§ Page and application data records

• • • •

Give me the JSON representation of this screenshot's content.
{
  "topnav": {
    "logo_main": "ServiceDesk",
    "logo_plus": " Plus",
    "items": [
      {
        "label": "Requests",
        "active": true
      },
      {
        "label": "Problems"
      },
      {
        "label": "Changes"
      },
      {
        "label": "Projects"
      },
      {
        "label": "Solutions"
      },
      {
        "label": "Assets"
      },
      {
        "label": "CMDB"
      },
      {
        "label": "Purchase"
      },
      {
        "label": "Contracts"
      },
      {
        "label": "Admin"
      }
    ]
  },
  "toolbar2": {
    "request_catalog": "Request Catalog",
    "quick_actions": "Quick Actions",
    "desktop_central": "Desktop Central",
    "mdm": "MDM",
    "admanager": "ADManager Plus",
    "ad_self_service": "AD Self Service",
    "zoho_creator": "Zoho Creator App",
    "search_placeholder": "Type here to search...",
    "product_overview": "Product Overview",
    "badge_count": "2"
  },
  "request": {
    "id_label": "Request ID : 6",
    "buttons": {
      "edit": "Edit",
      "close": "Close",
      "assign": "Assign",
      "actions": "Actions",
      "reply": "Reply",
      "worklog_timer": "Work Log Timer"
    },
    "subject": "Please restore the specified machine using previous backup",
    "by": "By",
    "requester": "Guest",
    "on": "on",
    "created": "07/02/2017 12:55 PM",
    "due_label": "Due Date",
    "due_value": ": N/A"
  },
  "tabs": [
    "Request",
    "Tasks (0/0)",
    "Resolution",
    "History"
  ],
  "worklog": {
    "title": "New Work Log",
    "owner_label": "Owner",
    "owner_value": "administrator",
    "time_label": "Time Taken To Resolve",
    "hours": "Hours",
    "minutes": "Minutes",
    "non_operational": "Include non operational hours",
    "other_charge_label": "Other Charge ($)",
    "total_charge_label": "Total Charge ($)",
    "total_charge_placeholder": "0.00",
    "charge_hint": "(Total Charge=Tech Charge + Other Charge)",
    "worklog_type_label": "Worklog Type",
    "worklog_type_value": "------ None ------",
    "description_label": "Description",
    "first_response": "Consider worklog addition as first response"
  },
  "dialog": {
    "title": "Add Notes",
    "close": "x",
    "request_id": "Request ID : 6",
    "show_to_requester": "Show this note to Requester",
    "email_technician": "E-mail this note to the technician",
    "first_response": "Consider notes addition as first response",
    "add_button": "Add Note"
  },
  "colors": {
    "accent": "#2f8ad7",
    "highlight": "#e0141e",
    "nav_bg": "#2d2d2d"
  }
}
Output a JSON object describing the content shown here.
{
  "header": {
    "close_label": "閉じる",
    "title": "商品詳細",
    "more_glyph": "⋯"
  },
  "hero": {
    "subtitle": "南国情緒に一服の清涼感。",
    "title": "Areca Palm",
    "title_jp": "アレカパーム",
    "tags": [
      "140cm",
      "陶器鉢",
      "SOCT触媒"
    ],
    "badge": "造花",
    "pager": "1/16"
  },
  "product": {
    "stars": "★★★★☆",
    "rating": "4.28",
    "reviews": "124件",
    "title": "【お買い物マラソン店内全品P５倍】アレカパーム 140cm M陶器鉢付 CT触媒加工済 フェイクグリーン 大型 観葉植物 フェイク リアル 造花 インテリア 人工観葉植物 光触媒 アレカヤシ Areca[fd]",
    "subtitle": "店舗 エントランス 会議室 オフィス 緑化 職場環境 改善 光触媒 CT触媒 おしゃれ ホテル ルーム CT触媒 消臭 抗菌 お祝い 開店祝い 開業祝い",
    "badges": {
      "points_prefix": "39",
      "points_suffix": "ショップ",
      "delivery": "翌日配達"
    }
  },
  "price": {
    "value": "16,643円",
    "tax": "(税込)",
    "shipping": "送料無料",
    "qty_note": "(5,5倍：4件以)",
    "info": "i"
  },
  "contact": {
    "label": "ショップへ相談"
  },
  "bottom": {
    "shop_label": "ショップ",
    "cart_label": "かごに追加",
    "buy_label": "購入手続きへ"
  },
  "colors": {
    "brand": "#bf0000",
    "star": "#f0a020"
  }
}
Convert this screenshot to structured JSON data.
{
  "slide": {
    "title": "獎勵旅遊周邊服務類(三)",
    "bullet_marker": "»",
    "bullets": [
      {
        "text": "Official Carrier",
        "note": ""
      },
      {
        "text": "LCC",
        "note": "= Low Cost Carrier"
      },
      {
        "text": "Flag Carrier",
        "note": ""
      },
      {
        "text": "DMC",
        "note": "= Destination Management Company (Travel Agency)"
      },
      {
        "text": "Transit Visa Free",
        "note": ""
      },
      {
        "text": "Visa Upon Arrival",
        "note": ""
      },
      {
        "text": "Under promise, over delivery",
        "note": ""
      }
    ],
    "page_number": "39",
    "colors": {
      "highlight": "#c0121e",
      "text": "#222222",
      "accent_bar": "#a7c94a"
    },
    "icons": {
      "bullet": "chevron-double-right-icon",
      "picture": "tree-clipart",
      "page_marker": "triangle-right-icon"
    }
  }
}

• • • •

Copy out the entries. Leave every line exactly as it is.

§ Answer below
Give me the JSON representation of this screenshot's content.
{
  "topnav": {
    "logo_main": "ServiceDesk",
    "logo_plus": " Plus",
    "items": [
      {
        "label": "Requests",
        "active": true
      },
      {
        "label": "Problems"
      },
      {
        "label": "Changes"
      },
      {
        "label": "Projects"
      },
      {
        "label": "Solutions"
      },
      {
        "label": "Assets"
      },
      {
        "label": "CMDB"
      },
      {
        "label": "Purchase"
      },
      {
        "label": "Contracts"
      },
      {
        "label": "Admin"
      }
    ]
  },
  "toolbar2": {
    "request_catalog": "Request Catalog",
    "quick_actions": "Quick Actions",
    "desktop_central": "Desktop Central",
    "mdm": "MDM",
    "admanager": "ADManager Plus",
    "ad_self_service": "AD Self Service",
    "zoho_creator": "Zoho Creator App",
    "search_placeholder": "Type here to search...",
    "product_overview": "Product Overview",
    "badge_count": "2"
  },
  "request": {
    "id_label": "Request ID : 6",
    "buttons": {
      "edit": "Edit",
      "close": "Close",
      "assign": "Assign",
      "actions": "Actions",
      "reply": "Reply",
      "worklog_timer": "Work Log Timer"
    },
    "subject": "Please restore the specified machine using previous backup",
    "by": "By",
    "requester": "Guest",
    "on": "on",
    "created": "07/02/2017 12:55 PM",
    "due_label": "Due Date",
    "due_value": ": N/A"
  },
  "tabs": [
    "Request",
    "Tasks (0/0)",
    "Resolution",
    "History"
  ],
  "worklog": {
    "title": "New Work Log",
    "owner_label": "Owner",
    "owner_value": "administrator",
    "time_label": "Time Taken To Resolve",
    "hours": "Hours",
    "minutes": "Minutes",
    "non_operational": "Include non operational hours",
    "other_charge_label": "Other Charge ($)",
    "total_charge_label": "Total Charge ($)",
    "total_charge_placeholder": "0.00",
    "charge_hint": "(Total Charge=Tech Charge + Other Charge)",
    "worklog_type_label": "Worklog Type",
    "worklog_type_value": "------ None ------",
    "description_label": "Description",
    "first_response": "Consider worklog addition as first response"
  },
  "dialog": {
    "title": "Add Notes",
    "close": "x",
    "request_id": "Request ID : 6",
    "show_to_requester": "Show this note to Requester",
    "email_technician": "E-mail this note to the technician",
    "first_response": "Consider notes addition as first response",
    "add_button": "Add Note"
  },
  "colors": {
    "accent": "#2f8ad7",
    "highlight": "#e0141e",
    "nav_bg": "#2d2d2d"
  }
}
Output a JSON object describing the content shown here.
{
  "header": {
    "close_label": "閉じる",
    "title": "商品詳細",
    "more_glyph": "⋯"
  },
  "hero": {
    "subtitle": "南国情緒に一服の清涼感。",
    "title": "Areca Palm",
    "title_jp": "アレカパーム",
    "tags": [
      "140cm",
      "陶器鉢",
      "SOCT触媒"
    ],
    "badge": "造花",
    "pager": "1/16"
  },
  "product": {
    "stars": "★★★★☆",
    "rating": "4.28",
    "reviews": "124件",
    "title": "【お買い物マラソン店内全品P５倍】アレカパーム 140cm M陶器鉢付 CT触媒加工済 フェイクグリーン 大型 観葉植物 フェイク リアル 造花 インテリア 人工観葉植物 光触媒 アレカヤシ Areca[fd]",
    "subtitle": "店舗 エントランス 会議室 オフィス 緑化 職場環境 改善 光触媒 CT触媒 おしゃれ ホテル ルーム CT触媒 消臭 抗菌 お祝い 開店祝い 開業祝い",
    "badges": {
      "points_prefix": "39",
      "points_suffix": "ショップ",
      "delivery": "翌日配達"
    }
  },
  "price": {
    "value": "16,643円",
    "tax": "(税込)",
    "shipping": "送料無料",
    "qty_note": "(5,5倍：4件以)",
    "info": "i"
  },
  "contact": {
    "label": "ショップへ相談"
  },
  "bottom": {
    "shop_label": "ショップ",
    "cart_label": "かごに追加",
    "buy_label": "購入手続きへ"
  },
  "colors": {
    "brand": "#bf0000",
    "star": "#f0a020"
  }
}
Convert this screenshot to structured JSON data.
{
  "slide": {
    "title": "獎勵旅遊周邊服務類(三)",
    "bullet_marker": "»",
    "bullets": [
      {
        "text": "Official Carrier",
        "note": ""
      },
      {
        "text": "LCC",
        "note": "= Low Cost Carrier"
      },
      {
        "text": "Flag Carrier",
        "note": ""
      },
      {
        "text": "DMC",
        "note": "= Destination Management Company (Travel Agency)"
      },
      {
        "text": "Transit Visa Free",
        "note": ""
      },
      {
        "text": "Visa Upon Arrival",
        "note": ""
      },
      {
        "text": "Under promise, over delivery",
        "note": ""
      }
    ],
    "page_number": "39",
    "colors": {
      "highlight": "#c0121e",
      "text": "#222222",
      "accent_bar": "#a7c94a"
    },
    "icons": {
      "bullet": "chevron-double-right-icon",
      "picture": "tree-clipart",
      "page_marker": "triangle-right-icon"
    }
  }
}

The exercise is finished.